South Africa would not have wanted to lose the toss, certainly not on this Nagpur wicket. It meant that Hashim Amla and his team, just like in the previous two Tests, would have to play catch-up or at least be resigned to that fact in the back of their minds with the pitch behaving as if a game had been in progress for three days now.
It wouldn’t have been foolish to suggest that South Africa would have been relying more on spin to pick up wickets rather than pace. The pacers would have had to rely on the doubts caused by uneven bounce or reverse swing to pick up wickets. As Morne Morkel showed, South Africa’s main weapon was still pace, even on a dust bowl.
He started with zest early in the morning, even striking Murali Vijay on the body once, but there was not much else to explore, with the new ball. It was a pitch that was keeping low even when the ball was banged short, meaning South Africa’s pacers needed a change of tact to produce wickets.

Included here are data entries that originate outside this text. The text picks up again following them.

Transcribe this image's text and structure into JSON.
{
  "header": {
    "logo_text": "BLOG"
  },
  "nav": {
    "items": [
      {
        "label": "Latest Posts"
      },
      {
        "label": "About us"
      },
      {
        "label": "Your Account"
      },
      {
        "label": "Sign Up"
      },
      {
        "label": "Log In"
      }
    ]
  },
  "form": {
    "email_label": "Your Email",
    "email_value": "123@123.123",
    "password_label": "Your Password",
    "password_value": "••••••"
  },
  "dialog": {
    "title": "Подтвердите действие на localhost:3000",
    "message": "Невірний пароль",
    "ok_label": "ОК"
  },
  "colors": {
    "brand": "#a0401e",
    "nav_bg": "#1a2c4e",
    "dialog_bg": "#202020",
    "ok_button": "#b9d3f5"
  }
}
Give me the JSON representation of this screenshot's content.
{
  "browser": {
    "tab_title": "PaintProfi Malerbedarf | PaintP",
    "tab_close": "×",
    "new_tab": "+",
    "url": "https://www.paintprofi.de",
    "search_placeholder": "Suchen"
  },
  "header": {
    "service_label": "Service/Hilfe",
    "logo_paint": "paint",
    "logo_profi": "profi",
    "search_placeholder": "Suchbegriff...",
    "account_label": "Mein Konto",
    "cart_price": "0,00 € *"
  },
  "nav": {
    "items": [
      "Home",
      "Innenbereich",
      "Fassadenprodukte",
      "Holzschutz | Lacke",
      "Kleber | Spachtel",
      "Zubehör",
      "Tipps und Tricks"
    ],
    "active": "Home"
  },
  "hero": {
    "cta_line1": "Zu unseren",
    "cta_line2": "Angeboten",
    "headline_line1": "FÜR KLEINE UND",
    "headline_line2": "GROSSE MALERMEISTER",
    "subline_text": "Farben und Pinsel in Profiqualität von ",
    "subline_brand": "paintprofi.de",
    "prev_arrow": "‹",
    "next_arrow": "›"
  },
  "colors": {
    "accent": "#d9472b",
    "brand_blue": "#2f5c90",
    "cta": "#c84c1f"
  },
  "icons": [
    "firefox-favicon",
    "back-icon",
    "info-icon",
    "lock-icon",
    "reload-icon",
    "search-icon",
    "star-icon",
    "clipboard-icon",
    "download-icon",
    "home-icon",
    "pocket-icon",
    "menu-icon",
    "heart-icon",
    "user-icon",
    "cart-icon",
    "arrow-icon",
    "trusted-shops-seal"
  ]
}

And so, just after eight overs, Amla turned to spin. Not to Imran Tahir, who is not seen as a wicket-taking option with the newish ball, but to Simon Harmer and Dean Elgar, eliciting soft cries of shock from onlookers. The pitch was already turning big with puffs of dust blowing up when the ball landed.
It was a made-to-order pitch that had been delivered perfectly for India, who went in with three spinners and the extra batsman in Rohit Sharma, a deviance from Virat Kohli’s preferred strategy of five bowlers. But soon into the first hour on Wednesday (November 25), the rationale behind the move was evident. The extra batsman added some cushion while taking twenty wickets on this pitch was a straightforward ask off the spinners.
Elgar’s left-arm spin was used as an attacking option here by Amla as the game shifted to a distinctly sub-continent mood.
In the first hour, Vijay hogged the strike to almost render Dhawan invisible. Vijay had already attacked Harmer, lofting him over long on for six after missing a similar attempt earlier. When Dhawan tried a similar shot against Elgar, he only managed to spoon it back to the bowler. South Africa could not afford to look beyond spin after that moment. Tahir was brought on soon after the dismissal of Dhawan.
One of the reasons cited for delaying Tahir was his tendency to concede runs in boundaries – a terrible prospect in a game that had all the signs of being a low-scorer, thanks to the pitch. He lived up to that reputation, conceding two against Pujara in just his second over. He was replaced by Morkel, a move that provided an unexpected break.
Vijay, who seemed to have understood what was needed, was bating on 40 when he missed a delivery that straightened a touch. Morkel was rewarded for attacking the stumps.
It was the impetus that he needed. Morne’s reverse swing in the second session was revelatory. He, along with offie Simon Harmer, picked four wickets in the afternoon session. Harmer, attacking from round the stumps, finally got one to turn from outside off stump to trap Pujara plumb in front, Morkel broke through Rahane’s prod with a big in-dipper and later set-up Kohli to have him poking out and edging. India’s extra batsman, Rohit Sharma, edged an off-break onto his pads to be caught.
There were enough challenges on offer from the pitch. It also put India’s 85 for just two wickets in the first session into perspective. South Africa needed a session to guage the nature of the wicket and employ tactics suited to it. Those early runs might have just been a boon for the hosts. They will hope that the tail wags long and just enough to frustrate the visitors. South Africa will take heart if they keep India down to less than 200 but they will start their innings, with the puffs of dust and cracks playing on their mind.